Stinging nettles. Wear gloves when harvesting these to protect yourself from their needles. Photo: Johan Nilsson/TT

Stinging nettles

Brännässlor or stinging nettles need to be cooked before eating to remove their sting, although blanching them for a couple of seconds in boiling water should do the trick. For the same reason, make sure you wear good gardening gloves when you pick them so you don’t get stung.

Nettles often grow in the same conditions as wild garlic – shady woodlands, and are often regarded as weeds.

The younger leaves are best – they can get stringy and tough as they get older.

A very traditional use for brännässlor in Sweden is nässelsoppa, a bright green soup made from blanched nettles, often topped with a boiled or poached egg.

Some Swedes may also remember eating stuvade nässlor with salmon around Easter, where the nettles are cooked with cream, butter and milk. If you can’t get hold of nettles, they can be replaced with spinach for a similar result.

You can also dry nettles and use them to make tea, or use blanched nettles to make nettle pesto.

Kirskål or ground elder, another popular foraged green for this time of year.
Photo: Jessica Gow/TT

Ground elder

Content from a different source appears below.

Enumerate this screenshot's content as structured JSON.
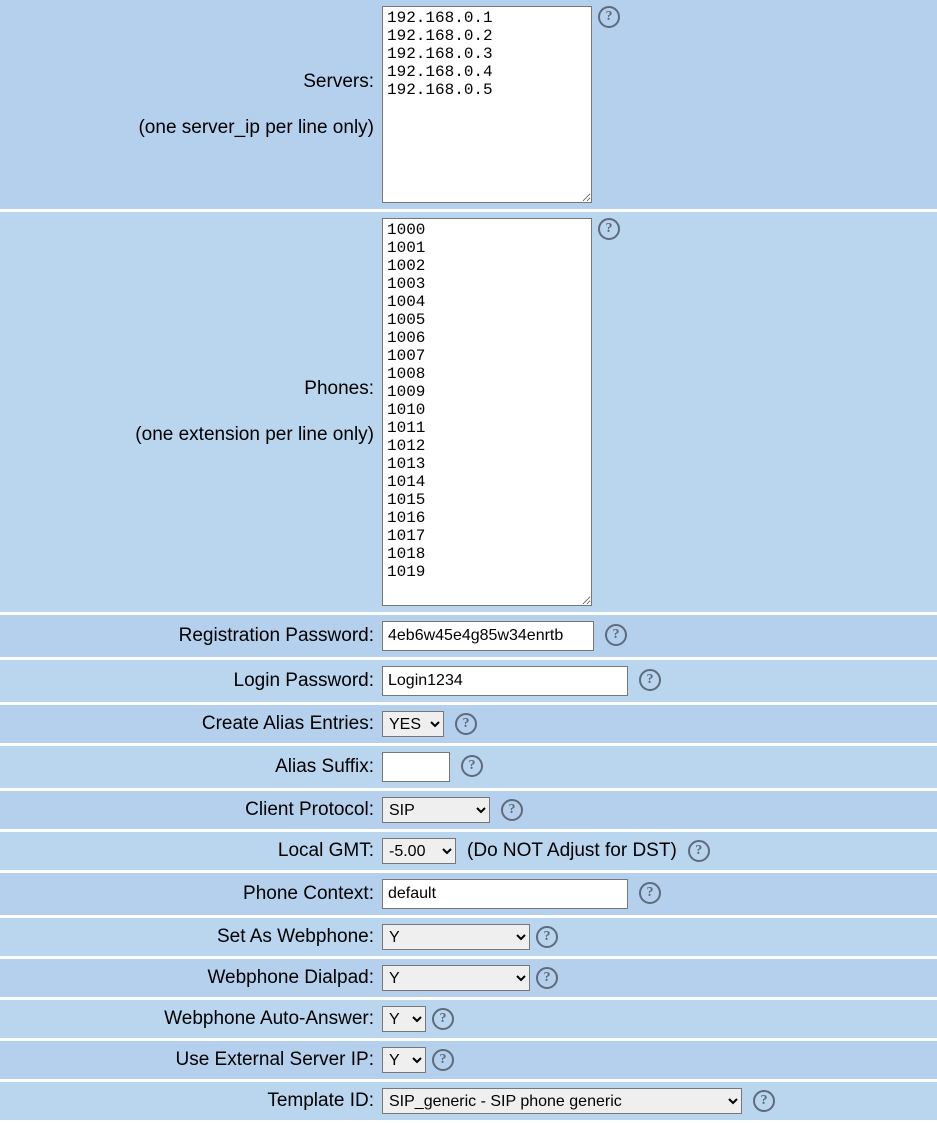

Ground elder is known as kirskål in Swedish, and can be used much in the same way as spinach. It also grows in shady areas, and is an invasive species, meaning that you shouldn’t be too worried about foraging too much of it (you might even find some in your garden!).

It is quite common in parks and old gardens, but can also be found in wooded areas. The stems and older leaves can be bitter, so try to focus on foraging the tender, younger leaves.

Ground elder has been cultivated in Sweden since at least 500BC, and has been historically used as a medicinal herb and as a vegetable. This is one of the reasons it can be found in old gardens near Swedish castles or country homes, as it was grown for use in cooking.

Kirskål is available from March to September, although it is best eaten earlier in the season.

As mentioned, ground elder can replace spinach in many recipes – you could also use it for pesto, in a quiche or salad, or to make ground elder soup.